Antioch President Jane Fernandes quotes her college’s first president, educational reformer Horace Mann, who said, “Be ashamed to die until you have won some victory for humanity.” Antioch’s alumni, she said, learned “how to be more engaged and create change for the better.”
Small colleges “give young people that room to not just experiment, but to really be allowed to be wrong, be allowed to grow.”
Liam Studer, student, Hampshire College
That’s an appealing idea to people like Mercado, the daughter of Mexican immigrants who was determined to go to college. But when she applied to large public and some other private universities, she said, she worried she’d get lost. “I’m going to be one of thousands,” Mercado remembered thinking. “My light is bright, but can anybody recognize my light?”
She chose Mills, whose enrollment is nearly half Black and Hispanic, according to federal data, and where class sizes are small. Armed with that experience, Mercado said, she founded and now runs her own company.
“There’s just not a lot of spaces like that that really surround women and lift them up and constantly encourage them and help them to become critical thinkers,” said Cynthia Mahood Levin, another Mills alumna and president of the Save Mills College Coalition, who went there as a painfully shy Midwesterner and at first resisted talking up.
But “I didn’t have a choice. There were only seven people in my class. I had to pull my chair up and have an opinion,” said Levin, now a health care administrator who serves on four corporate boards.
Small colleges — even those that serve niche populations, or employ alternative teaching methods or enjoy the loyalty of students and deep-pocketed alumni — won’t necessarily be easy to preserve, however. Before the pandemic, the last period for which the figures are available, 172 colleges and universities of all types and sizes were operating at levels below what the federal government considers financially responsible. A few months after Covid hit, The Hechinger Report found that more than 500 colleges and universities showed warning signs in two or more financial metrics.
Meanwhile, enrollment for all of higher education has declined by nearly three million in the last 10 years — a million of that just since the start of the pandemic — according to the National Student Clearinghouse Research Center.

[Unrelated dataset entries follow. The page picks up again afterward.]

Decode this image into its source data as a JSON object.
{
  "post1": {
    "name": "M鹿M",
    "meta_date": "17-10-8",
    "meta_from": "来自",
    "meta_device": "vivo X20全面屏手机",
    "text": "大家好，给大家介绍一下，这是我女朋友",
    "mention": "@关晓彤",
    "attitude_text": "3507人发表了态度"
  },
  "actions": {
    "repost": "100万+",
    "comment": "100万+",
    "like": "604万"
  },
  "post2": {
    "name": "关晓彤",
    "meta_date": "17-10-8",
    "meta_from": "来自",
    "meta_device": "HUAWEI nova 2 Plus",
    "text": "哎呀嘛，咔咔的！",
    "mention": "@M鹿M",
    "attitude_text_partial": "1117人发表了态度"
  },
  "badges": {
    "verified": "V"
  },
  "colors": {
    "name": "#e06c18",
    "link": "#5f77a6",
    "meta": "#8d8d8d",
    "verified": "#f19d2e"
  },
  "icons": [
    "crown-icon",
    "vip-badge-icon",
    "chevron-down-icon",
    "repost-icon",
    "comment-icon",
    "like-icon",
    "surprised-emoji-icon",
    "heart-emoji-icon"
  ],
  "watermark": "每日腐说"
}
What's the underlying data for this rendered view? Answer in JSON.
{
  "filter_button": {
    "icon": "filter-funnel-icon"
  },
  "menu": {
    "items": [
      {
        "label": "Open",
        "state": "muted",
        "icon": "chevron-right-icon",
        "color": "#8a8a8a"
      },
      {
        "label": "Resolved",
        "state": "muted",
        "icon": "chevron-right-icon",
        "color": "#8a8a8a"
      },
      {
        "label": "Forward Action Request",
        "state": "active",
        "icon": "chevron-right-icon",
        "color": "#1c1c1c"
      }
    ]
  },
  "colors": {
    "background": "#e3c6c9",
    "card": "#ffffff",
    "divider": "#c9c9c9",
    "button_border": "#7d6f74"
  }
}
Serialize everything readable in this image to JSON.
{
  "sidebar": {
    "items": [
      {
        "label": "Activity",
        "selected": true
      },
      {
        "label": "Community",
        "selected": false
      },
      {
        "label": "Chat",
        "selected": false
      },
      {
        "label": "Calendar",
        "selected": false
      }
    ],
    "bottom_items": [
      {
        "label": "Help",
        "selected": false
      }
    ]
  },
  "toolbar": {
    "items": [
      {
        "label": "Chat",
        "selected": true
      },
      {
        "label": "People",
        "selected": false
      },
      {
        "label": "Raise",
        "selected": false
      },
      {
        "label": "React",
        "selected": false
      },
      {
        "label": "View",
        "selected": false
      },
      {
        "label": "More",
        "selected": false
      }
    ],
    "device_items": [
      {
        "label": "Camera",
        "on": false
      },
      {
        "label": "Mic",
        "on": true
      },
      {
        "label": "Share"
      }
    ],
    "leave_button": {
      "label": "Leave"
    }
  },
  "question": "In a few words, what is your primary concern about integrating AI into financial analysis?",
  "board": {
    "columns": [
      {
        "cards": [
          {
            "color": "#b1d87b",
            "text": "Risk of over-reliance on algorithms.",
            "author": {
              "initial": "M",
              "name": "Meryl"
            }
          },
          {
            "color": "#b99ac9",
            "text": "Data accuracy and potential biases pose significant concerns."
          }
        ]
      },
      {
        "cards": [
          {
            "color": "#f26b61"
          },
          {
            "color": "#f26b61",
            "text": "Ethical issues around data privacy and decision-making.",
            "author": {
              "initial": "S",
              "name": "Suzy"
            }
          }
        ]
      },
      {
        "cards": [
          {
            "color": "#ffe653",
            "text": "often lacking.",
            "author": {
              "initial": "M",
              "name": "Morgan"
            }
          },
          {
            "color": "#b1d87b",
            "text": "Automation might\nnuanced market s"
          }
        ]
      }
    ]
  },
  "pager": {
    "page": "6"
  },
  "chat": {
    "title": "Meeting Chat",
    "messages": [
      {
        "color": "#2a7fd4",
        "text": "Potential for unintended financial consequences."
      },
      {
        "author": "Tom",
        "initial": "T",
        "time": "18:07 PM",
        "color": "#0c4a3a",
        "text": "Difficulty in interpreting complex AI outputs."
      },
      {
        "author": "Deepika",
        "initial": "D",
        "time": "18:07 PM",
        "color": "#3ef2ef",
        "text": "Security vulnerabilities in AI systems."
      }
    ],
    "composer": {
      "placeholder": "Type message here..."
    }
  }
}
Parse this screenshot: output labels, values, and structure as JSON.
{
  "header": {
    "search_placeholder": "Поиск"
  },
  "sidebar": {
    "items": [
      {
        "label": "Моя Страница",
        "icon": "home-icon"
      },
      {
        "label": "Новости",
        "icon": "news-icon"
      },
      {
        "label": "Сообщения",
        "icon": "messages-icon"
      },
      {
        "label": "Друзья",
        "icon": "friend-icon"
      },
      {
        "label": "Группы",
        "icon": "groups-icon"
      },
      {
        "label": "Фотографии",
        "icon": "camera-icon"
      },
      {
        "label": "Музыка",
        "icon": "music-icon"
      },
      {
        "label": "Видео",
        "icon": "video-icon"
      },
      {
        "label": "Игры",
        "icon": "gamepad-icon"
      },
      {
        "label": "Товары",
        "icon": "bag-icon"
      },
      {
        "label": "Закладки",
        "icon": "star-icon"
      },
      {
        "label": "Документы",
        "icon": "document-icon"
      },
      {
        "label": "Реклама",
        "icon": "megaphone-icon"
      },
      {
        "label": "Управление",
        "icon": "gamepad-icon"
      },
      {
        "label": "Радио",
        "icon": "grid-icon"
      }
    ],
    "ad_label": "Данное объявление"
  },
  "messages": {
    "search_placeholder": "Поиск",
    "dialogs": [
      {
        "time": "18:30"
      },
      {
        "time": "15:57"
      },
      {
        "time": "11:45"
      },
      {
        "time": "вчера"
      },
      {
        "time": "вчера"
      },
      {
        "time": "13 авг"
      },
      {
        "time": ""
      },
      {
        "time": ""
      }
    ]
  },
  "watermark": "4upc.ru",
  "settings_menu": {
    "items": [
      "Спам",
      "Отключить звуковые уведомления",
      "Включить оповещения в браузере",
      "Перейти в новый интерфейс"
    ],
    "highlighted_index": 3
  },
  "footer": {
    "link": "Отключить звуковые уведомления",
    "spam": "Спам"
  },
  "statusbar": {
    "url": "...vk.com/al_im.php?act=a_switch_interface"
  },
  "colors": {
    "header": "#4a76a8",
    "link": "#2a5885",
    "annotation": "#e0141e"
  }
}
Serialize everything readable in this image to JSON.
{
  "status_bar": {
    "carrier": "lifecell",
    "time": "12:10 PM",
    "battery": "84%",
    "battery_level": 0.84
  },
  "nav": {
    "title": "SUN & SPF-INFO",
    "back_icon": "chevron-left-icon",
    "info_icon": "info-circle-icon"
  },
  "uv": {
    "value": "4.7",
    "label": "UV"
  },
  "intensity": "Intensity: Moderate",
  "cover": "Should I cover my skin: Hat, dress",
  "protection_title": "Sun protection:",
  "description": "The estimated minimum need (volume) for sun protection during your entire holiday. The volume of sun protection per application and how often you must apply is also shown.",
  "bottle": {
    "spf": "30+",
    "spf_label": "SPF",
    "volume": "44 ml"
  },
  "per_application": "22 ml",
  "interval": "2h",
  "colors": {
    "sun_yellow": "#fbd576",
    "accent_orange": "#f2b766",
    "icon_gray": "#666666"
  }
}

Because people had fewer children during the last recession that began in late 2007, enrollment is expected to fall again nationally after 2025, according to estimates by the Western Interstate Commission for Higher Education.
“There are still demographic pressures to come, and [small college supporters] are going to need to keep up this pressure to sustain a turnaround,” said Michael Horn, who studies higher education at the Clayton Christensen Institute for Disruptive Innovation, a think tank he cofounded.
Sweet Briar, which offers such unique programs as women-only classes in the male-dominated discipline of engineering, enrolled 205 new students in the fall, and while that was the biggest incoming class since 2013, it still leaves total enrollment at 475 toward a goal of 650. Antioch, whose alumni have included Coretta Scott King, “Twilight Zone” creator Rod Serling and the actors Leonard Nimoy and Cliff Robertson, added 41 new students in the fall, a spokeswoman said, bringing its total enrollment to just 133; the college has sold off its nature preserve and radio station.
Without institutions like hers, said Antioch’s Fernandes, “We lose one of the most powerful ways to continue progressive thought and advancing democracy. Maybe that sounds ridiculous, but I believe that’s really true: Small liberal arts colleges like Antioch, Hampshire, Sweet Briar and Mills, they have a commitment to social justice and a commitment to individuals. We’re not just fighting for Antioch College. I believe we’re actually fighting for the future of democracy.”
This story about small colleges closing was produced by The Hechinger Report, a nonprofit, independent news organization focused on inequality and innovation in education, in collaboration with GBH Boston. Additional reporting by Kirk Carapezza. Sign up for our higher education newsletter.